My Early Girlhood Days
(By Mary Elizabeth (Foster) Darling)
THE FIRST SECTION
(A four part sketch)
|"I am only asking you to go a
piece of the way with me just through the first
section: possibly in this short jaunt you may review some
familiar situations and parallel incidents of your own
It is not a "make
believe" as the children say; it is a really true
story, a memory sketch including some of the current
events of that time.
(This is Mary's father - PV)
Thursday, Sept. 5th, 1901.
Death of Mr. E. C. Foster.
At eleven oclock yesterday morning at his home in Berwick, Edward C. Foster passed away.
The announcement of his death will cause the deepest sorrow in the hearts of hosts of friends. There are few men or women in Western Kings who have not known Mr. Foster, and he has ever been found a wise counsellor and a sincere and faithful friend.

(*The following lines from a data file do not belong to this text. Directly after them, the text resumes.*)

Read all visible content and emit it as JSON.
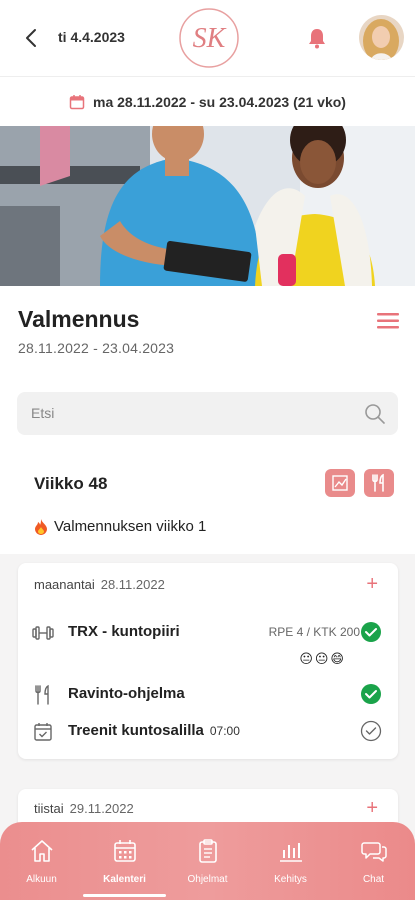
{
  "header": {
    "date_label": "ti 4.4.2023",
    "logo_text": "SK"
  },
  "range_bar": {
    "text": "ma 28.11.2022 - su 23.04.2023 (21 vko)"
  },
  "main": {
    "title": "Valmennus",
    "subtitle": "28.11.2022 - 23.04.2023"
  },
  "search": {
    "placeholder": "Etsi"
  },
  "week": {
    "title": "Viikko 48",
    "coach_week": "Valmennuksen viikko 1"
  },
  "days": [
    {
      "weekday": "maanantai",
      "date": "28.11.2022",
      "items": [
        {
          "label": "TRX - kuntopiiri",
          "meta": "RPE 4 / KTK 200",
          "emojis": "😐😐😄",
          "status": "done"
        },
        {
          "label": "Ravinto-ohjelma",
          "status": "done"
        },
        {
          "label": "Treenit kuntosalilla",
          "time": "07:00",
          "status": "pending"
        }
      ]
    },
    {
      "weekday": "tiistai",
      "date": "29.11.2022"
    }
  ],
  "bottom_nav": [
    {
      "label": "Alkuun",
      "icon": "home-icon"
    },
    {
      "label": "Kalenteri",
      "icon": "calendar-icon",
      "active": true
    },
    {
      "label": "Ohjelmat",
      "icon": "clipboard-icon"
    },
    {
      "label": "Kehitys",
      "icon": "bar-chart-icon"
    },
    {
      "label": "Chat",
      "icon": "chat-icon"
    }
  ],
  "colors": {
    "accent": "#e8737a",
    "accent_light": "#e98b8b",
    "success": "#1aa34a"
  }
}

His love of children, a prominent feature of his character, kept him in touch with those who have grown to manhood and womanhood during his later life. Though he had almost reached the age of eighty five years, he has not, until the last few days, been laid aside from the performance of business, public or private. At an age when many men are almost forgotten, except by those immediately about them, Mr. Foster was, therefore, almost as widely known as when in the prime of life, and the news of his death will call forth more than a passing expression of regret.

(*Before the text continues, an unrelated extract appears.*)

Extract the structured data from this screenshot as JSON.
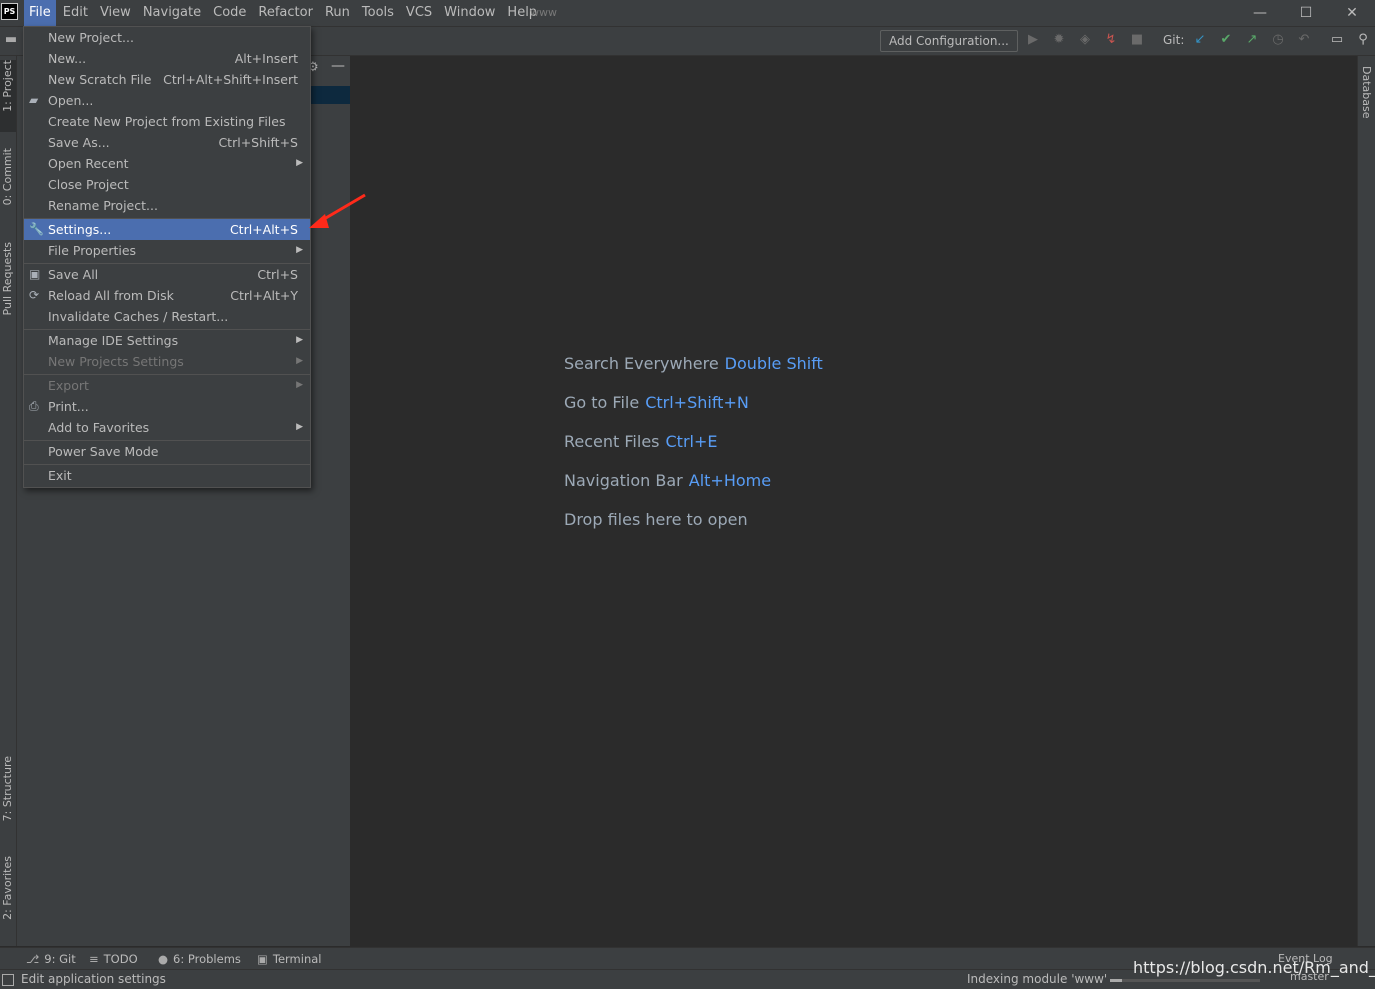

Edward Clark Foster was born near Bridgetown in May, 1817. When a lad of fifteen, he left the district school and went to Annapolis town, to attend the Academy under Dr. Henderson. At the age of eighteen he began teaching school, and from that date until his thirty-fifth year he spent the greater part of his time in the instruction of the young.
In 1846 he removed to Berwick with his parents, who had purchased a farm, east of the village. In the following year he was married to Harriet Lovica Tupper, also of Annapolis county, and brought her, a bride, to Berwick. Five sons and one daughter came to bless this happy union, all but one of whom are now living.
Mr. Foster was for some years engaged in mercantile life. At the election in 1867 he was a candidate of the Confederate party for a seat in the local legislature. Ten years later he was appointed post master at Berwick, which office he held for twenty years, retiring in 1897.
In religious circles Mr. Foster has been one of the foremost lay men of the County. To his energy and perseverance were largely due the building of the Methodist place of worship in Berwick. He has been for years a class leader of that church, and has been ever ready for any services required of him, whether in the Sabbath school, the class meeting, the prayer service, or in the temporal business of the congregation.
For the aged widow who survives him, the deepest sympathy will be felt. The loss of one who has been a companion for fifty four years will cause a feeling of loneliness which can not be assuaged. Mrs. Foster has been the constant and unassuming assistant of her husband in every good work and now in her hour of bereavement, her sorrow is shared by many who have been made happier through her life as well as that of the departed.